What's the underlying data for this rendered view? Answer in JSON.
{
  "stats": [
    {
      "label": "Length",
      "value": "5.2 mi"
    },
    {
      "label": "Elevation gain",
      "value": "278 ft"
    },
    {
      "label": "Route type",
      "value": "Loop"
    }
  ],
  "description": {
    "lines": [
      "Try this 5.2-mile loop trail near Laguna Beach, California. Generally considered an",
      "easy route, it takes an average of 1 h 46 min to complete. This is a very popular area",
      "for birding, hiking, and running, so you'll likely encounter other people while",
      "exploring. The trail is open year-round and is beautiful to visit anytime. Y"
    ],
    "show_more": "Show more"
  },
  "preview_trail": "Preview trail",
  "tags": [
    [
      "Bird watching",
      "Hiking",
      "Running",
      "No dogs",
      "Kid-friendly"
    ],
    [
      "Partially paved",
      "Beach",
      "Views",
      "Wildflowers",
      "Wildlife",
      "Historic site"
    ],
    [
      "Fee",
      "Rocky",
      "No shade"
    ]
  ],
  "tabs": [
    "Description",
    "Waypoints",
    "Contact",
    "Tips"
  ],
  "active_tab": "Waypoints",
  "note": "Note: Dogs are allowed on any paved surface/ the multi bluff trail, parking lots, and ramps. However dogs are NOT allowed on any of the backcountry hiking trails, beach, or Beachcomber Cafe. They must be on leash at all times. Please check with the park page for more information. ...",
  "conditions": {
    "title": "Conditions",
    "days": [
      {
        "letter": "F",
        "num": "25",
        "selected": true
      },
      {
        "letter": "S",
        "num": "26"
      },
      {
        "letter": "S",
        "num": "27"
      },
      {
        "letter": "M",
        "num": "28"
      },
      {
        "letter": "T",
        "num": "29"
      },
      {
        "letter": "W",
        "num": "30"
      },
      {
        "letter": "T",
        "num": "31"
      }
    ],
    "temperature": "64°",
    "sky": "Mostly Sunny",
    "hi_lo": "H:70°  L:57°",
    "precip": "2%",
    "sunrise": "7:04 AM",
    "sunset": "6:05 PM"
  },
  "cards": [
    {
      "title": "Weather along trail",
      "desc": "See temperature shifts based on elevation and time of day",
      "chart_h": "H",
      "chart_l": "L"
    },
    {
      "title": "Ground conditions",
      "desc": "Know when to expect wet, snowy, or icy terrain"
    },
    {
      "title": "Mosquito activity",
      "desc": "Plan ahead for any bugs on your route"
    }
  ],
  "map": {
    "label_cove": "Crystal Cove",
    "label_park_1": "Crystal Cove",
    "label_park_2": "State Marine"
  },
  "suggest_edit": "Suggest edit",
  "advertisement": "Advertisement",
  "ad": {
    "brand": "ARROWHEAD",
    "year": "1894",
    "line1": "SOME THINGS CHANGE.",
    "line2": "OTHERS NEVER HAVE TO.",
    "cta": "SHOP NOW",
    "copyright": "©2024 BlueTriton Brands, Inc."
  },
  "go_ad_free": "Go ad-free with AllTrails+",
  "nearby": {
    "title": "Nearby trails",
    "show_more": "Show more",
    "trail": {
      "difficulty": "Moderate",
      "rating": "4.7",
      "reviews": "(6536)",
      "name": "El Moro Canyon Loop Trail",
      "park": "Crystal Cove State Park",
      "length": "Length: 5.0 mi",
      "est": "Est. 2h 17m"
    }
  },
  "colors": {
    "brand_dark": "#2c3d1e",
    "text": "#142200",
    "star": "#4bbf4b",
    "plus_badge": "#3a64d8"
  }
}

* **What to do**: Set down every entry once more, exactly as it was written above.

* **Answer**:
What's the underlying data for this rendered view? Answer in JSON.
{
  "stats": [
    {
      "label": "Length",
      "value": "5.2 mi"
    },
    {
      "label": "Elevation gain",
      "value": "278 ft"
    },
    {
      "label": "Route type",
      "value": "Loop"
    }
  ],
  "description": {
    "lines": [
      "Try this 5.2-mile loop trail near Laguna Beach, California. Generally considered an",
      "easy route, it takes an average of 1 h 46 min to complete. This is a very popular area",
      "for birding, hiking, and running, so you'll likely encounter other people while",
      "exploring. The trail is open year-round and is beautiful to visit anytime. Y"
    ],
    "show_more": "Show more"
  },
  "preview_trail": "Preview trail",
  "tags": [
    [
      "Bird watching",
      "Hiking",
      "Running",
      "No dogs",
      "Kid-friendly"
    ],
    [
      "Partially paved",
      "Beach",
      "Views",
      "Wildflowers",
      "Wildlife",
      "Historic site"
    ],
    [
      "Fee",
      "Rocky",
      "No shade"
    ]
  ],
  "tabs": [
    "Description",
    "Waypoints",
    "Contact",
    "Tips"
  ],
  "active_tab": "Waypoints",
  "note": "Note: Dogs are allowed on any paved surface/ the multi bluff trail, parking lots, and ramps. However dogs are NOT allowed on any of the backcountry hiking trails, beach, or Beachcomber Cafe. They must be on leash at all times. Please check with the park page for more information. ...",
  "conditions": {
    "title": "Conditions",
    "days": [
      {
        "letter": "F",
        "num": "25",
        "selected": true
      },
      {
        "letter": "S",
        "num": "26"
      },
      {
        "letter": "S",
        "num": "27"
      },
      {
        "letter": "M",
        "num": "28"
      },
      {
        "letter": "T",
        "num": "29"
      },
      {
        "letter": "W",
        "num": "30"
      },
      {
        "letter": "T",
        "num": "31"
      }
    ],
    "temperature": "64°",
    "sky": "Mostly Sunny",
    "hi_lo": "H:70°  L:57°",
    "precip": "2%",
    "sunrise": "7:04 AM",
    "sunset": "6:05 PM"
  },
  "cards": [
    {
      "title": "Weather along trail",
      "desc": "See temperature shifts based on elevation and time of day",
      "chart_h": "H",
      "chart_l": "L"
    },
    {
      "title": "Ground conditions",
      "desc": "Know when to expect wet, snowy, or icy terrain"
    },
    {
      "title": "Mosquito activity",
      "desc": "Plan ahead for any bugs on your route"
    }
  ],
  "map": {
    "label_cove": "Crystal Cove",
    "label_park_1": "Crystal Cove",
    "label_park_2": "State Marine"
  },
  "suggest_edit": "Suggest edit",
  "advertisement": "Advertisement",
  "ad": {
    "brand": "ARROWHEAD",
    "year": "1894",
    "line1": "SOME THINGS CHANGE.",
    "line2": "OTHERS NEVER HAVE TO.",
    "cta": "SHOP NOW",
    "copyright": "©2024 BlueTriton Brands, Inc."
  },
  "go_ad_free": "Go ad-free with AllTrails+",
  "nearby": {
    "title": "Nearby trails",
    "show_more": "Show more",
    "trail": {
      "difficulty": "Moderate",
      "rating": "4.7",
      "reviews": "(6536)",
      "name": "El Moro Canyon Loop Trail",
      "park": "Crystal Cove State Park",
      "length": "Length: 5.0 mi",
      "est": "Est. 2h 17m"
    }
  },
  "colors": {
    "brand_dark": "#2c3d1e",
    "text": "#142200",
    "star": "#4bbf4b",
    "plus_badge": "#3a64d8"
  }
}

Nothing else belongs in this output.